September 12, 2018

Sappho discovered public health as an undergraduate at MIT, where she studied biology and political science. She found epidemiology and public health to be a perfect as marriage of these skills and interests. After earning her Master of Public Health at Dartmouth—where she grounded herself in quantitative skills—she was hungry for real-world application.
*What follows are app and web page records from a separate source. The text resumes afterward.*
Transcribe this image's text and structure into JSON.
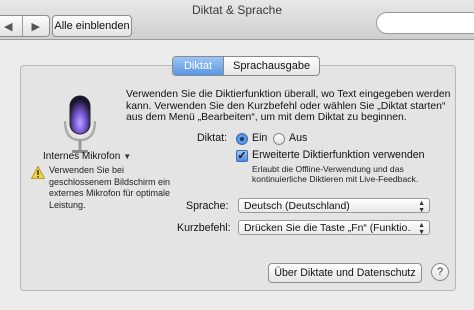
{
  "window": {
    "title": "Diktat & Sprache"
  },
  "toolbar": {
    "back_icon": "chevron-left-icon",
    "forward_icon": "chevron-right-icon",
    "show_all_label": "Alle einblenden",
    "search_placeholder": ""
  },
  "tabs": [
    {
      "label": "Diktat",
      "active": true
    },
    {
      "label": "Sprachausgabe",
      "active": false
    }
  ],
  "microphone": {
    "icon": "microphone-icon",
    "source_label": "Internes Mikrofon",
    "warning_icon": "warning-icon",
    "warning_text": "Verwenden Sie bei geschlossenem Bildschirm ein externes Mikrofon für optimale Leistung."
  },
  "dictation": {
    "intro_text": "Verwenden Sie die Diktierfunktion überall, wo Text eingegeben werden kann. Verwenden Sie den Kurzbefehl oder wählen Sie „Diktat starten“ aus dem Menü „Bearbeiten“, um mit dem Diktat zu beginnen.",
    "diktat_label": "Diktat:",
    "radio_on_label": "Ein",
    "radio_off_label": "Aus",
    "selected": "Ein",
    "enhanced_label": "Erweiterte Diktierfunktion verwenden",
    "enhanced_checked": true,
    "enhanced_help": "Erlaubt die Offline-Verwendung und das kontinuierliche Diktieren mit Live-Feedback.",
    "language_label": "Sprache:",
    "language_value": "Deutsch (Deutschland)",
    "shortcut_label": "Kurzbefehl:",
    "shortcut_value": "Drücken Sie die Taste „Fn“ (Funktio…",
    "about_button_label": "Über Diktate und Datenschutz",
    "help_label": "?"
  },
  "colors": {
    "accent": "#4f8ce0",
    "mic_glow": "#7b5ad8"
  }
}
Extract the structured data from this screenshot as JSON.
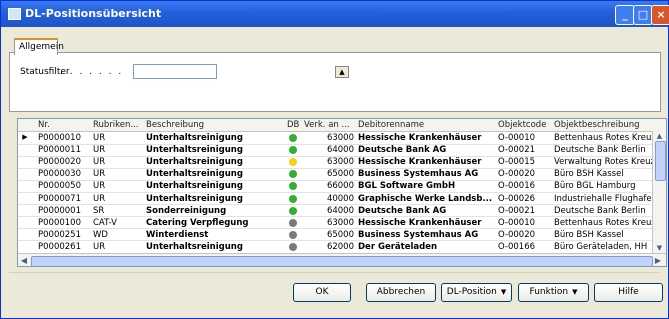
{
  "window": {
    "title": "DL-Positionsübersicht"
  },
  "tabs": [
    {
      "label": "Allgemein"
    }
  ],
  "filter": {
    "label": "Statusfilter",
    "dots": ". . . . . . .",
    "value": ""
  },
  "table": {
    "columns": [
      "Nr.",
      "Rubriken...",
      "Beschreibung",
      "DB",
      "Verk. an ...",
      "Debitorenname",
      "Objektcode",
      "Objektbeschreibung"
    ],
    "rows": [
      {
        "nr": "P0000010",
        "rubrik": "UR",
        "beschreibung": "Unterhaltsreinigung",
        "db": "#33b033",
        "verk": "63000",
        "debitor": "Hessische Krankenhäuser",
        "objektcode": "O-00010",
        "objekt": "Bettenhaus Rotes Kreuz"
      },
      {
        "nr": "P0000011",
        "rubrik": "UR",
        "beschreibung": "Unterhaltsreinigung",
        "db": "#33b033",
        "verk": "64000",
        "debitor": "Deutsche Bank AG",
        "objektcode": "O-00021",
        "objekt": "Deutsche Bank Berlin"
      },
      {
        "nr": "P0000020",
        "rubrik": "UR",
        "beschreibung": "Unterhaltsreinigung",
        "db": "#f2d21b",
        "verk": "63000",
        "debitor": "Hessische Krankenhäuser",
        "objektcode": "O-00015",
        "objekt": "Verwaltung Rotes Kreuz"
      },
      {
        "nr": "P0000030",
        "rubrik": "UR",
        "beschreibung": "Unterhaltsreinigung",
        "db": "#33b033",
        "verk": "65000",
        "debitor": "Business Systemhaus AG",
        "objektcode": "O-00020",
        "objekt": "Büro BSH Kassel"
      },
      {
        "nr": "P0000050",
        "rubrik": "UR",
        "beschreibung": "Unterhaltsreinigung",
        "db": "#33b033",
        "verk": "66000",
        "debitor": "BGL Software GmbH",
        "objektcode": "O-00016",
        "objekt": "Büro BGL Hamburg"
      },
      {
        "nr": "P0000071",
        "rubrik": "UR",
        "beschreibung": "Unterhaltsreinigung",
        "db": "#33b033",
        "verk": "40000",
        "debitor": "Graphische Werke Landsb...",
        "objektcode": "O-00026",
        "objekt": "Industriehalle Flughafen"
      },
      {
        "nr": "P0000001",
        "rubrik": "SR",
        "beschreibung": "Sonderreinigung",
        "db": "#33b033",
        "verk": "64000",
        "debitor": "Deutsche Bank AG",
        "objektcode": "O-00021",
        "objekt": "Deutsche Bank Berlin"
      },
      {
        "nr": "P0000100",
        "rubrik": "CAT-V",
        "beschreibung": "Catering Verpflegung",
        "db": "#7a7a7a",
        "verk": "63000",
        "debitor": "Hessische Krankenhäuser",
        "objektcode": "O-00010",
        "objekt": "Bettenhaus Rotes Kreuz"
      },
      {
        "nr": "P0000251",
        "rubrik": "WD",
        "beschreibung": "Winterdienst",
        "db": "#7a7a7a",
        "verk": "65000",
        "debitor": "Business Systemhaus AG",
        "objektcode": "O-00020",
        "objekt": "Büro BSH Kassel"
      },
      {
        "nr": "P0000261",
        "rubrik": "UR",
        "beschreibung": "Unterhaltsreinigung",
        "db": "#7a7a7a",
        "verk": "62000",
        "debitor": "Der Geräteladen",
        "objektcode": "O-00166",
        "objekt": "Büro Geräteladen, HH"
      }
    ]
  },
  "buttons": {
    "ok": "OK",
    "cancel": "Abbrechen",
    "dl_position": "DL-Position",
    "funktion": "Funktion",
    "hilfe": "Hilfe"
  },
  "colors": {
    "titlebar": "#245edb",
    "selected_row_arrow": "#000000"
  }
}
Moving into fieldwork, Sappho worked first for a humanitarian organization in Bosnia-Herzegovina after massive flooding in 2014 affected over 1.6 million people. Next, she received a post-graduate fellowship from Dartmouth to partner on a study with a suicide prevention organization in the predominantly Inuit Canadian territory of Nunavut (near Greenland). She then worked as Project Director at Johns Hopkins University on a multi-year grant examining the safe, ethical inclusion of pregnant women in clinical HIV research. When the time came to apply for doctoral programs, Sappho realized her heart was in the North and has since centered her studies on the health of Nunavummiut.

Now a second-year PhD student in the Department of Chronic Disease Epidemiology at the Yale School of Public Health and a pre-doctoral fellow of the Yale Climate Change and Health Initiative, Sappho’s dissertation work remains focused on Nunavut. She employs mixed methods to investigate trends in human and environmental health.

This past summer, Sappho partnered with the Government of Nunavut’s food security team and the Hunter and Trapper Organizations in two communities to explore the challenges and opportunities for communities when experiencing a “bad year” for the harvest of traditional foods such as caribou, narwhal and seal.

Sappho has just been named a 2018-19 Kerry Fellow by the Yale Jackson Institute for Global Affairs. Over the course of the academic year, she will collaborate with former U.S. Secretary of State John Kerry YC ’66 and his team on cutting-edge research and high-profile publications for a global audience. In addition to her studies, she serves on the Yale Human Investigation Committee, as a public health representative to the Graduate Student Assembly, and on the Board of the Yale Hellenic Society.

Submitted by Denise Meyer on September 10, 2018